Go ahead and use it as an example, and give me credit for the X and Y functions. You could use 2^15 evenly spaced points and do it very quickly in evalhf.

Here is a much larger jpeg showing more detail. This is with N=8, numpoints= 2^12, adaptive= 4. Blow it up and see how the inner curlicues look like flowers. ## More modifications...

It's a great algorithm.  I've made some modifications to the code in addition to Joe's, keeping the basic algorithm the same. You may notice another factor-of-two time improvement on some large factorings such as all 92,213 factorings of our friend 711*100^3.

1. I eliminated the repetitive deep indexing by letting j become a factoring itself rather than an index into the list L[i-1] of factorings.
2. I rolled the factorings of length two case into the main loop.
3. I eliminated all divisions by always sorting the list of divisors. That is, if D:= sort([divisors(N)[]]), then for all k, we have n = D[k]*D[-k].
4. Because of (3), I only scan the first half of each list of divisors, plus one more in case of a perfect square (we know it's a square if the number of divisors is odd, so I don't need to check).

Factorings:= proc(n::posint, m::posint:= 0)
uses NT= numtheory;
local
L, T, Div, i, j, k, Nsq, idx
,Omega:= NT:-bigomega(n)
;
if m > Omega then  return []  elif m > 0 then  Omega:= m  fi;

L:= [[n]];

for i from 2 to Omega do  # i is number of factors.
idx:= 0;
# j is one factoring for previous i, so j is a list.
for j in L[i-1] do
# Split last, and greatest, member of list, if not prime.
Div:= sort([(NT:-divisors(j[-1]) minus {1,j[-1]})[]]);
Nsq:= iquo(nops(Div)+1, 2);  # Extra 1 is for square root.
# Only use splits that maintain the list in order.
if i=2 then  k:= 1  else  for k to Nsq while Div[k] < j[-2] do od  fi;
idx:= idx+1;
# j[-1] = Div[k]*Div[-k] for any k, since Div is sorted.
T[idx]:= seq([j[1..-2][], Div[k], Div[-k]], k= k..Nsq)
end do;
# Convert table T to list L[i].
L[i]:= [seq](T[j], j= 1..idx)
end do;

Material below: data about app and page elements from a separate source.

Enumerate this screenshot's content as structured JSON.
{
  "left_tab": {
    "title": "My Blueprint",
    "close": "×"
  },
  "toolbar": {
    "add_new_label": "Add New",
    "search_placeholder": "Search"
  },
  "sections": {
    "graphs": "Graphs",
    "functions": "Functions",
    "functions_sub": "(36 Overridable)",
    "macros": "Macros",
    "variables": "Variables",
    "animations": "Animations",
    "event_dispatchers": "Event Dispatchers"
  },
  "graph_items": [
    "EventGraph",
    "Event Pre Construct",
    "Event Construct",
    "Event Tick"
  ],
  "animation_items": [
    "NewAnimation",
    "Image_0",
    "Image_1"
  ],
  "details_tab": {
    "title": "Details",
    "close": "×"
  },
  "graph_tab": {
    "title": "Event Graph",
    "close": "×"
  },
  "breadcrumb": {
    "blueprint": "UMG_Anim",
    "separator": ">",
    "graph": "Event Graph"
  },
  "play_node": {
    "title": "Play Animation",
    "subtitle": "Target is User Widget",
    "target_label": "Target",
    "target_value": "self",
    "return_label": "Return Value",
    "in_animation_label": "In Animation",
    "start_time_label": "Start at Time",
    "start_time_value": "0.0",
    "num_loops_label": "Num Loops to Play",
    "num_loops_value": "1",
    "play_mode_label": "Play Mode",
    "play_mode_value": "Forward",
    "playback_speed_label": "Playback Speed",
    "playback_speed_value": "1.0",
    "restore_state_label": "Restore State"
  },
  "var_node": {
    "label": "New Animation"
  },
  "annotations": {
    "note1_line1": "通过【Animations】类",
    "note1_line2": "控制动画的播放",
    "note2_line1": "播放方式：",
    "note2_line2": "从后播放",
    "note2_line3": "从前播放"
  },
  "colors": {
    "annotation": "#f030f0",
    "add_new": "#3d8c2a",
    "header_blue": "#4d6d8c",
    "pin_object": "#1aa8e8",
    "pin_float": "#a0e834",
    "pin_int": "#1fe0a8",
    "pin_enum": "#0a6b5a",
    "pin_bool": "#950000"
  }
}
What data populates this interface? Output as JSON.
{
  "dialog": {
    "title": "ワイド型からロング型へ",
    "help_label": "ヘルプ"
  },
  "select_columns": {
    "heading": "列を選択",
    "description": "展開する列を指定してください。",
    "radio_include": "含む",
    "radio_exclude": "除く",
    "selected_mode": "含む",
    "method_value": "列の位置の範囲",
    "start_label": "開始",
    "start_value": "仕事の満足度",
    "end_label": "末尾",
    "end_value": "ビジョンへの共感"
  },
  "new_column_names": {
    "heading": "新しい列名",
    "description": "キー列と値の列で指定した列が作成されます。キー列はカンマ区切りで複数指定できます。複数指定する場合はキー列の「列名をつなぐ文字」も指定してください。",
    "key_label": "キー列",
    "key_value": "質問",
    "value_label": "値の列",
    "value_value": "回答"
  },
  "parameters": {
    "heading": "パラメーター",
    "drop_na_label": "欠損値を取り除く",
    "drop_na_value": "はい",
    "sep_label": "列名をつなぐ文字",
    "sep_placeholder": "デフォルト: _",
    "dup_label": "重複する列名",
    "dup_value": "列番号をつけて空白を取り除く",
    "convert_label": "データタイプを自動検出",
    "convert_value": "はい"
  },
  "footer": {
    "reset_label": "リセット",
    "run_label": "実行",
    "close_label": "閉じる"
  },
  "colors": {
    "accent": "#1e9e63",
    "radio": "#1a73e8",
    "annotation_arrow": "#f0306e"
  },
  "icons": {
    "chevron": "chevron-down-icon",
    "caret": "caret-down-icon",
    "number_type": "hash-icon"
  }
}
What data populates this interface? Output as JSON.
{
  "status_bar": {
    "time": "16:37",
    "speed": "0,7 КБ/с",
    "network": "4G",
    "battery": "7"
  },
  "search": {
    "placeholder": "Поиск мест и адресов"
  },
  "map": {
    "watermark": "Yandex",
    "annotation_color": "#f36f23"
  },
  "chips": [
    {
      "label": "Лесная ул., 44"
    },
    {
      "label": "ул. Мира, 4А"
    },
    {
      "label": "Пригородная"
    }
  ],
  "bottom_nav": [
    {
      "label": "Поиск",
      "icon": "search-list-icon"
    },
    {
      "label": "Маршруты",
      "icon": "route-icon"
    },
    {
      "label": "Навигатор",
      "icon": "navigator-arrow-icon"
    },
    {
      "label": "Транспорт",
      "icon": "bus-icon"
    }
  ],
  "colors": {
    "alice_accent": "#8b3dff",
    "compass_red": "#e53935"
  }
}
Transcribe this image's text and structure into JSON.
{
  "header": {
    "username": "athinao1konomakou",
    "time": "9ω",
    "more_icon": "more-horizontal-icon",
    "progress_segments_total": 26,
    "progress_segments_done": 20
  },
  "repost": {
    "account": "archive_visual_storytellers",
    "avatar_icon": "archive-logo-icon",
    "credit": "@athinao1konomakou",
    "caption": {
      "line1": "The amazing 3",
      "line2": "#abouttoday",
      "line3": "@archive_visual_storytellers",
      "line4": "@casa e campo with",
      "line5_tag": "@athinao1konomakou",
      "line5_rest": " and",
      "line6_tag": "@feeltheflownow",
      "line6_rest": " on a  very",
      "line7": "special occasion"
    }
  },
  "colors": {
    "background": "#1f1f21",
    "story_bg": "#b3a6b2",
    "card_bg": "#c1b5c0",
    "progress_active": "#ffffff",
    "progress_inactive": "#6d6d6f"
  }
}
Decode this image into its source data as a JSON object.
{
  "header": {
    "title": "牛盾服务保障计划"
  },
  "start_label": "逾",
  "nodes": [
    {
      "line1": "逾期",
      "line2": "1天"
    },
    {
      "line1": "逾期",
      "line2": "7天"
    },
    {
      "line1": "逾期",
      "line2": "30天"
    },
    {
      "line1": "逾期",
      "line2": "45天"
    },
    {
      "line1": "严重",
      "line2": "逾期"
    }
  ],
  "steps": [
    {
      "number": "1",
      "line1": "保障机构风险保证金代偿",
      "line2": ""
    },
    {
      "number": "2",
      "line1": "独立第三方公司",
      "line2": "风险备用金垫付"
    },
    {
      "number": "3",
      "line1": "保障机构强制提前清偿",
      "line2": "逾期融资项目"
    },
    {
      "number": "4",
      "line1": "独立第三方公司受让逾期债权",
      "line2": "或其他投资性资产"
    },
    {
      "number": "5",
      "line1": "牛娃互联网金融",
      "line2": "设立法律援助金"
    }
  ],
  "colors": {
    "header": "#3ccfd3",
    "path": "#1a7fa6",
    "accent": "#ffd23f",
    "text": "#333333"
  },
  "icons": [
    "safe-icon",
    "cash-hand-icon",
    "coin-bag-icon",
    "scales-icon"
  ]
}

# Convert table L to list for final output.
`if`(m = 0, [seq](L[i][], i= 1..Omega), L[m])
end proc:

## symbols won't expand...

Kitonum: The reason to use ``(...) rather than convert(..., symbol) is that expand will remove the ``.

## symbols won't expand...

Kitonum: The reason to use ``(...) rather than convert(..., symbol) is that expand will remove the ``.

## Post example worksheet...

Yes, it would be nice and would make sense if simplify were idempotent.